## Source information:
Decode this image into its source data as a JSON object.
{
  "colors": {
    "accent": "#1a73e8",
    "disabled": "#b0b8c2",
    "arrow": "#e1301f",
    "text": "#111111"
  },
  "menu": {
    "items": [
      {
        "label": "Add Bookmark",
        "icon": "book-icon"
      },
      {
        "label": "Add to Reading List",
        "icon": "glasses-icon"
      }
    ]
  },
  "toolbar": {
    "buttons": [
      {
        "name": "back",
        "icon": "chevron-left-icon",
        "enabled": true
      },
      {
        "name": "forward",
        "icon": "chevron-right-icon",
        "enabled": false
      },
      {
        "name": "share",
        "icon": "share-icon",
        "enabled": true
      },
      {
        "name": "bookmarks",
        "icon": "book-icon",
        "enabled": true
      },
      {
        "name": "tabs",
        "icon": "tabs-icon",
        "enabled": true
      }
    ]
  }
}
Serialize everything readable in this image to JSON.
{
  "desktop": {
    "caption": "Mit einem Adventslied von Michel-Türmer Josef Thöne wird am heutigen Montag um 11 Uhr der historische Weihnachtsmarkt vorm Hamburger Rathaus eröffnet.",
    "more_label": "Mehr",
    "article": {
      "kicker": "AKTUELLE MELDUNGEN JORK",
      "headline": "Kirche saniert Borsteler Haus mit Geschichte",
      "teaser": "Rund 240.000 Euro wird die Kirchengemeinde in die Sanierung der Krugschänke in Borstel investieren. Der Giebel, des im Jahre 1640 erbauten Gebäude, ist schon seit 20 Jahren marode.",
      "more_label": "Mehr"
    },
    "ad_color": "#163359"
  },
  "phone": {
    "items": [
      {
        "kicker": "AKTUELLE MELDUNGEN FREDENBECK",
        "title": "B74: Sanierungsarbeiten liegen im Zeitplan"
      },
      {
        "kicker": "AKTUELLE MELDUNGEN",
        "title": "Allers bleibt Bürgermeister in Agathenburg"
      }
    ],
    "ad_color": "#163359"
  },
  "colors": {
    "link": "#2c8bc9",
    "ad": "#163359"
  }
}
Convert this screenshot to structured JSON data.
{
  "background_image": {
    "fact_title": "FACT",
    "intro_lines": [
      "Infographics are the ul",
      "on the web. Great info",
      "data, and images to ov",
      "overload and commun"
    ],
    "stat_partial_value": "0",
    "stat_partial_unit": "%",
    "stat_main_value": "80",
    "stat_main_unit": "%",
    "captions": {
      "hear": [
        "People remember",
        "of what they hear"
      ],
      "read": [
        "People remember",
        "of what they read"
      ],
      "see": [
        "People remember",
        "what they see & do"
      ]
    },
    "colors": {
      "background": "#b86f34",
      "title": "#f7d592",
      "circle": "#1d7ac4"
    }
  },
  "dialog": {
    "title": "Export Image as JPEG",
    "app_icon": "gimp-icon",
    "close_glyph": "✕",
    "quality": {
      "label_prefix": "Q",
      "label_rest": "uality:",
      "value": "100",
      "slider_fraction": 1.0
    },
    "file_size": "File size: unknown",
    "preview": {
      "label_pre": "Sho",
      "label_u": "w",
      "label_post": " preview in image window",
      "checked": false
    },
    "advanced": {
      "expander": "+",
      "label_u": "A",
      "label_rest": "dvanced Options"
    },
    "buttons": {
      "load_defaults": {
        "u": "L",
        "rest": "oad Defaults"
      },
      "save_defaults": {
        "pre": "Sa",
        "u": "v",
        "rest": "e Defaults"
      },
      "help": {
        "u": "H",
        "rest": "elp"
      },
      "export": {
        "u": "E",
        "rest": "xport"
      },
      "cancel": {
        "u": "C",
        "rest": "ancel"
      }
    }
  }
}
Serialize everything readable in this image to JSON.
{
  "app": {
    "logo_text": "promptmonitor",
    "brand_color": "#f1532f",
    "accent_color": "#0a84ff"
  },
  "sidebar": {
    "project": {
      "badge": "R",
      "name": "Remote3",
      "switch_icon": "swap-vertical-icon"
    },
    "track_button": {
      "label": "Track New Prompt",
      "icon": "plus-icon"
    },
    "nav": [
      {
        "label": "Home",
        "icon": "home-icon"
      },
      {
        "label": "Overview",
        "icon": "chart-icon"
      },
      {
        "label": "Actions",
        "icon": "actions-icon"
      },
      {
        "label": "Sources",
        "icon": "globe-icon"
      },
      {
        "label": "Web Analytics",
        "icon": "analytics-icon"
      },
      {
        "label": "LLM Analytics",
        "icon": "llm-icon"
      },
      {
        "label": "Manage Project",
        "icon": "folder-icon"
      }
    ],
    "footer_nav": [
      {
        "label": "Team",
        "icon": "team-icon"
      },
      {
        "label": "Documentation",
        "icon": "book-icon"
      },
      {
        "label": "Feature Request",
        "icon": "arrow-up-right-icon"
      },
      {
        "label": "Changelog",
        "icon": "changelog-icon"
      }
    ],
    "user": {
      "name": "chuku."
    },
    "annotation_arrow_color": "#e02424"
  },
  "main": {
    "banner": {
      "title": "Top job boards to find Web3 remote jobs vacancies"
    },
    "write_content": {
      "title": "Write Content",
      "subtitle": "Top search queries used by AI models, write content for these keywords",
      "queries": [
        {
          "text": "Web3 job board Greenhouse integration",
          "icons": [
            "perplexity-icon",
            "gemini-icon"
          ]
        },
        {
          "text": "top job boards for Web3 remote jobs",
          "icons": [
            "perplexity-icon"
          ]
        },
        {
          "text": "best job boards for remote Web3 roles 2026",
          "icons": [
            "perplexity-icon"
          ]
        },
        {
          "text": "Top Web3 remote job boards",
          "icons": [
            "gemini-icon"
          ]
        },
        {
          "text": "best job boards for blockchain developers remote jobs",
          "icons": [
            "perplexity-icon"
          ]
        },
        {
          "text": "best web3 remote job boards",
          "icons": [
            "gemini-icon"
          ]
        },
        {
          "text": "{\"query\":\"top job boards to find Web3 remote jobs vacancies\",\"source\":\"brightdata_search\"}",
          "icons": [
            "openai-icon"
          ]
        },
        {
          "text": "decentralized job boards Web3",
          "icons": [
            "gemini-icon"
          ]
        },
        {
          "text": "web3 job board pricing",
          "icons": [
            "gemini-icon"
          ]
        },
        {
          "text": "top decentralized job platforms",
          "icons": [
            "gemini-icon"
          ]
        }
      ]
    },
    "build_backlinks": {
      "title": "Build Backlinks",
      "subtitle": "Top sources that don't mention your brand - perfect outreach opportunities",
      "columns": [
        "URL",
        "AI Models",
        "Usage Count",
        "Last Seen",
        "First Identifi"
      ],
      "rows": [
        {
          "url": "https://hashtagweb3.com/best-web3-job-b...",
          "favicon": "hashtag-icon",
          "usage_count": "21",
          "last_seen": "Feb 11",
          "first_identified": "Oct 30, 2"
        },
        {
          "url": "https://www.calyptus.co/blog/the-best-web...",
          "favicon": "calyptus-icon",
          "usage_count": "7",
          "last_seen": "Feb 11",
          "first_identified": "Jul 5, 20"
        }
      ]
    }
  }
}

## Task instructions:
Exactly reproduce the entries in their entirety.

## Exercise response:
Decode this image into its source data as a JSON object.
{
  "colors": {
    "accent": "#1a73e8",
    "disabled": "#b0b8c2",
    "arrow": "#e1301f",
    "text": "#111111"
  },
  "menu": {
    "items": [
      {
        "label": "Add Bookmark",
        "icon": "book-icon"
      },
      {
        "label": "Add to Reading List",
        "icon": "glasses-icon"
      }
    ]
  },
  "toolbar": {
    "buttons": [
      {
        "name": "back",
        "icon": "chevron-left-icon",
        "enabled": true
      },
      {
        "name": "forward",
        "icon": "chevron-right-icon",
        "enabled": false
      },
      {
        "name": "share",
        "icon": "share-icon",
        "enabled": true
      },
      {
        "name": "bookmarks",
        "icon": "book-icon",
        "enabled": true
      },
      {
        "name": "tabs",
        "icon": "tabs-icon",
        "enabled": true
      }
    ]
  }
}
Serialize everything readable in this image to JSON.
{
  "desktop": {
    "caption": "Mit einem Adventslied von Michel-Türmer Josef Thöne wird am heutigen Montag um 11 Uhr der historische Weihnachtsmarkt vorm Hamburger Rathaus eröffnet.",
    "more_label": "Mehr",
    "article": {
      "kicker": "AKTUELLE MELDUNGEN JORK",
      "headline": "Kirche saniert Borsteler Haus mit Geschichte",
      "teaser": "Rund 240.000 Euro wird die Kirchengemeinde in die Sanierung der Krugschänke in Borstel investieren. Der Giebel, des im Jahre 1640 erbauten Gebäude, ist schon seit 20 Jahren marode.",
      "more_label": "Mehr"
    },
    "ad_color": "#163359"
  },
  "phone": {
    "items": [
      {
        "kicker": "AKTUELLE MELDUNGEN FREDENBECK",
        "title": "B74: Sanierungsarbeiten liegen im Zeitplan"
      },
      {
        "kicker": "AKTUELLE MELDUNGEN",
        "title": "Allers bleibt Bürgermeister in Agathenburg"
      }
    ],
    "ad_color": "#163359"
  },
  "colors": {
    "link": "#2c8bc9",
    "ad": "#163359"
  }
}
Convert this screenshot to structured JSON data.
{
  "background_image": {
    "fact_title": "FACT",
    "intro_lines": [
      "Infographics are the ul",
      "on the web. Great info",
      "data, and images to ov",
      "overload and commun"
    ],
    "stat_partial_value": "0",
    "stat_partial_unit": "%",
    "stat_main_value": "80",
    "stat_main_unit": "%",
    "captions": {
      "hear": [
        "People remember",
        "of what they hear"
      ],
      "read": [
        "People remember",
        "of what they read"
      ],
      "see": [
        "People remember",
        "what they see & do"
      ]
    },
    "colors": {
      "background": "#b86f34",
      "title": "#f7d592",
      "circle": "#1d7ac4"
    }
  },
  "dialog": {
    "title": "Export Image as JPEG",
    "app_icon": "gimp-icon",
    "close_glyph": "✕",
    "quality": {
      "label_prefix": "Q",
      "label_rest": "uality:",
      "value": "100",
      "slider_fraction": 1.0
    },
    "file_size": "File size: unknown",
    "preview": {
      "label_pre": "Sho",
      "label_u": "w",
      "label_post": " preview in image window",
      "checked": false
    },
    "advanced": {
      "expander": "+",
      "label_u": "A",
      "label_rest": "dvanced Options"
    },
    "buttons": {
      "load_defaults": {
        "u": "L",
        "rest": "oad Defaults"
      },
      "save_defaults": {
        "pre": "Sa",
        "u": "v",
        "rest": "e Defaults"
      },
      "help": {
        "u": "H",
        "rest": "elp"
      },
      "export": {
        "u": "E",
        "rest": "xport"
      },
      "cancel": {
        "u": "C",
        "rest": "ancel"
      }
    }
  }
}
Serialize everything readable in this image to JSON.
{
  "app": {
    "logo_text": "promptmonitor",
    "brand_color": "#f1532f",
    "accent_color": "#0a84ff"
  },
  "sidebar": {
    "project": {
      "badge": "R",
      "name": "Remote3",
      "switch_icon": "swap-vertical-icon"
    },
    "track_button": {
      "label": "Track New Prompt",
      "icon": "plus-icon"
    },
    "nav": [
      {
        "label": "Home",
        "icon": "home-icon"
      },
      {
        "label": "Overview",
        "icon": "chart-icon"
      },
      {
        "label": "Actions",
        "icon": "actions-icon"
      },
      {
        "label": "Sources",
        "icon": "globe-icon"
      },
      {
        "label": "Web Analytics",
        "icon": "analytics-icon"
      },
      {
        "label": "LLM Analytics",
        "icon": "llm-icon"
      },
      {
        "label": "Manage Project",
        "icon": "folder-icon"
      }
    ],
    "footer_nav": [
      {
        "label": "Team",
        "icon": "team-icon"
      },
      {
        "label": "Documentation",
        "icon": "book-icon"
      },
      {
        "label": "Feature Request",
        "icon": "arrow-up-right-icon"
      },
      {
        "label": "Changelog",
        "icon": "changelog-icon"
      }
    ],
    "user": {
      "name": "chuku."
    },
    "annotation_arrow_color": "#e02424"
  },
  "main": {
    "banner": {
      "title": "Top job boards to find Web3 remote jobs vacancies"
    },
    "write_content": {
      "title": "Write Content",
      "subtitle": "Top search queries used by AI models, write content for these keywords",
      "queries": [
        {
          "text": "Web3 job board Greenhouse integration",
          "icons": [
            "perplexity-icon",
            "gemini-icon"
          ]
        },
        {
          "text": "top job boards for Web3 remote jobs",
          "icons": [
            "perplexity-icon"
          ]
        },
        {
          "text": "best job boards for remote Web3 roles 2026",
          "icons": [
            "perplexity-icon"
          ]
        },
        {
          "text": "Top Web3 remote job boards",
          "icons": [
            "gemini-icon"
          ]
        },
        {
          "text": "best job boards for blockchain developers remote jobs",
          "icons": [
            "perplexity-icon"
          ]
        },
        {
          "text": "best web3 remote job boards",
          "icons": [
            "gemini-icon"
          ]
        },
        {
          "text": "{\"query\":\"top job boards to find Web3 remote jobs vacancies\",\"source\":\"brightdata_search\"}",
          "icons": [
            "openai-icon"
          ]
        },
        {
          "text": "decentralized job boards Web3",
          "icons": [
            "gemini-icon"
          ]
        },
        {
          "text": "web3 job board pricing",
          "icons": [
            "gemini-icon"
          ]
        },
        {
          "text": "top decentralized job platforms",
          "icons": [
            "gemini-icon"
          ]
        }
      ]
    },
    "build_backlinks": {
      "title": "Build Backlinks",
      "subtitle": "Top sources that don't mention your brand - perfect outreach opportunities",
      "columns": [
        "URL",
        "AI Models",
        "Usage Count",
        "Last Seen",
        "First Identifi"
      ],
      "rows": [
        {
          "url": "https://hashtagweb3.com/best-web3-job-b...",
          "favicon": "hashtag-icon",
          "usage_count": "21",
          "last_seen": "Feb 11",
          "first_identified": "Oct 30, 2"
        },
        {
          "url": "https://www.calyptus.co/blog/the-best-web...",
          "favicon": "calyptus-icon",
          "usage_count": "7",
          "last_seen": "Feb 11",
          "first_identified": "Jul 5, 20"
        }
      ]
    }
  }
}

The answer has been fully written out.